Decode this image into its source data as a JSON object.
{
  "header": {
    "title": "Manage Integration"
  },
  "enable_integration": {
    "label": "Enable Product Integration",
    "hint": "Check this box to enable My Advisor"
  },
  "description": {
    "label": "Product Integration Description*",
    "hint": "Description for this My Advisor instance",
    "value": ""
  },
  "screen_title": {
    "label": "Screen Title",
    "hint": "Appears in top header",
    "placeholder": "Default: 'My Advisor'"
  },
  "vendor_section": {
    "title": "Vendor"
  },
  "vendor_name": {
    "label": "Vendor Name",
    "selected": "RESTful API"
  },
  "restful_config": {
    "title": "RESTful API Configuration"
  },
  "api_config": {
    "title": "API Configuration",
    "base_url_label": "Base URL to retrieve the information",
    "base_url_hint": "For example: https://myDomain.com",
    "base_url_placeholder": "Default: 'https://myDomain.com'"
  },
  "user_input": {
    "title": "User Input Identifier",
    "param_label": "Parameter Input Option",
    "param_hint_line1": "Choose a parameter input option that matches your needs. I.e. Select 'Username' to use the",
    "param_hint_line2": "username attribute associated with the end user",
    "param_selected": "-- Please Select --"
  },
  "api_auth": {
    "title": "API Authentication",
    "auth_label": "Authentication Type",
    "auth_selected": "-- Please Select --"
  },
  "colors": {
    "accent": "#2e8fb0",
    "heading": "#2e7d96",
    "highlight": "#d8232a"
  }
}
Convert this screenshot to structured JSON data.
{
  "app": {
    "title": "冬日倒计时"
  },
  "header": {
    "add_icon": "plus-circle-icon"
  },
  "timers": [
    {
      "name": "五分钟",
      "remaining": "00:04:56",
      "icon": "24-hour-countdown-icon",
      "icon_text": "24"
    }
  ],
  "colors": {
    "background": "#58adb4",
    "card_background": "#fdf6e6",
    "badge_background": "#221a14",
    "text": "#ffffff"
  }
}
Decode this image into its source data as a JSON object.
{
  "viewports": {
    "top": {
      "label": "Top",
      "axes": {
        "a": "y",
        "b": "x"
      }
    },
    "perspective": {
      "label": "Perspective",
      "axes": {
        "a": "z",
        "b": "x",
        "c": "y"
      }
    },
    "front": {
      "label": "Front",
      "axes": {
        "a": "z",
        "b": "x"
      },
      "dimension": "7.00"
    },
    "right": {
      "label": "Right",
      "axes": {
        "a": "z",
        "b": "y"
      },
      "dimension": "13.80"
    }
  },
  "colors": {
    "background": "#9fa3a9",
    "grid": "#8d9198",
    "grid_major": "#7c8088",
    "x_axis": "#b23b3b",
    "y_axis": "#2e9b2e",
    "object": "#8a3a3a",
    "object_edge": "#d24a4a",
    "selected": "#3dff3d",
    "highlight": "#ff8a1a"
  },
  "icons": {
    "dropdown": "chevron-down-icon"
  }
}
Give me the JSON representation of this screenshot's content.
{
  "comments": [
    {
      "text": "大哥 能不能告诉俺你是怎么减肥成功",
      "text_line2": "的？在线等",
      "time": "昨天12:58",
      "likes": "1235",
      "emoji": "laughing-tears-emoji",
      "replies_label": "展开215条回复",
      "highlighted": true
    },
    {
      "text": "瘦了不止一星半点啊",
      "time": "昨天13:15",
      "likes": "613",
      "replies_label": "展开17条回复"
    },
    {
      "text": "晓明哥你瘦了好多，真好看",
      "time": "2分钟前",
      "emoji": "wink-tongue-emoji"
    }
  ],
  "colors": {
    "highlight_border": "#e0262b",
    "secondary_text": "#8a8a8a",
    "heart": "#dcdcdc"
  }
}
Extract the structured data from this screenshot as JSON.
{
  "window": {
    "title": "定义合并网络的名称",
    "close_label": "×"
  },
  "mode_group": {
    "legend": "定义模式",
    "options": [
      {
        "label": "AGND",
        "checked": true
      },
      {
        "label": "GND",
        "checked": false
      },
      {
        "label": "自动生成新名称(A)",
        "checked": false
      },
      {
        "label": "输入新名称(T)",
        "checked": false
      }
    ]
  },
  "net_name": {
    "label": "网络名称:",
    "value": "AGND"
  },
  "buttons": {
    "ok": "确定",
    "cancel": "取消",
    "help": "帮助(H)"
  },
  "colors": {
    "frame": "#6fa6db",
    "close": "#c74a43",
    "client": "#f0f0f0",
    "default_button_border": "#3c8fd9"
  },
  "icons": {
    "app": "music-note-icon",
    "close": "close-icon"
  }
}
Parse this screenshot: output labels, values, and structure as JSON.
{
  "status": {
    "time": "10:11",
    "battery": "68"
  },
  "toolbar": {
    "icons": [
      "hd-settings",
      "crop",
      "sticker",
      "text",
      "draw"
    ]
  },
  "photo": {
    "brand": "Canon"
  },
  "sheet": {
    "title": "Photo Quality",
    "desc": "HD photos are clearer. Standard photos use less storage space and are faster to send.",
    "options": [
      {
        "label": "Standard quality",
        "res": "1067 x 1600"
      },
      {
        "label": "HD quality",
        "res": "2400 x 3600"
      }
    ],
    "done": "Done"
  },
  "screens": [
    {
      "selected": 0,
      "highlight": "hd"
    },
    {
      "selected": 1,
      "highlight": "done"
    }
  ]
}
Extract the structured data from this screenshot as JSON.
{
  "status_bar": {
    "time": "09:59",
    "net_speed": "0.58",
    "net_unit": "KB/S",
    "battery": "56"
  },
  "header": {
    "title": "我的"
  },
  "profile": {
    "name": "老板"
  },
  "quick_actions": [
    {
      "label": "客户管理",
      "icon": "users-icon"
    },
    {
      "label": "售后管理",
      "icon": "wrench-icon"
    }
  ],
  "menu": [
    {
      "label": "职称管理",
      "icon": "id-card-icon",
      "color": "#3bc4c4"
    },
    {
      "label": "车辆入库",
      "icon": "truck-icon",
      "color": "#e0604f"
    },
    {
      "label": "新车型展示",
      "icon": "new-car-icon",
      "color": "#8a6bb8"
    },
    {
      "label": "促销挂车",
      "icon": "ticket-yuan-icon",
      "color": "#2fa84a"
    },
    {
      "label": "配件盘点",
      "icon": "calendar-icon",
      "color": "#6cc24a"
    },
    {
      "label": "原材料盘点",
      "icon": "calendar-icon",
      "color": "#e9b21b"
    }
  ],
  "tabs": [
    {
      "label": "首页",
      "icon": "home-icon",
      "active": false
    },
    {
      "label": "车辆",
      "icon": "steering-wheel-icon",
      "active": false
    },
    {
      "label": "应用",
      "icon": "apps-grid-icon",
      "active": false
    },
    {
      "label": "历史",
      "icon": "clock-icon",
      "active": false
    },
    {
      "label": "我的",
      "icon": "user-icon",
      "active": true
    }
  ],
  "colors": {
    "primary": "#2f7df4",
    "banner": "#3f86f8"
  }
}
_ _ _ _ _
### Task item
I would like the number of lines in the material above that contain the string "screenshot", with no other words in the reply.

### Reply to the task
5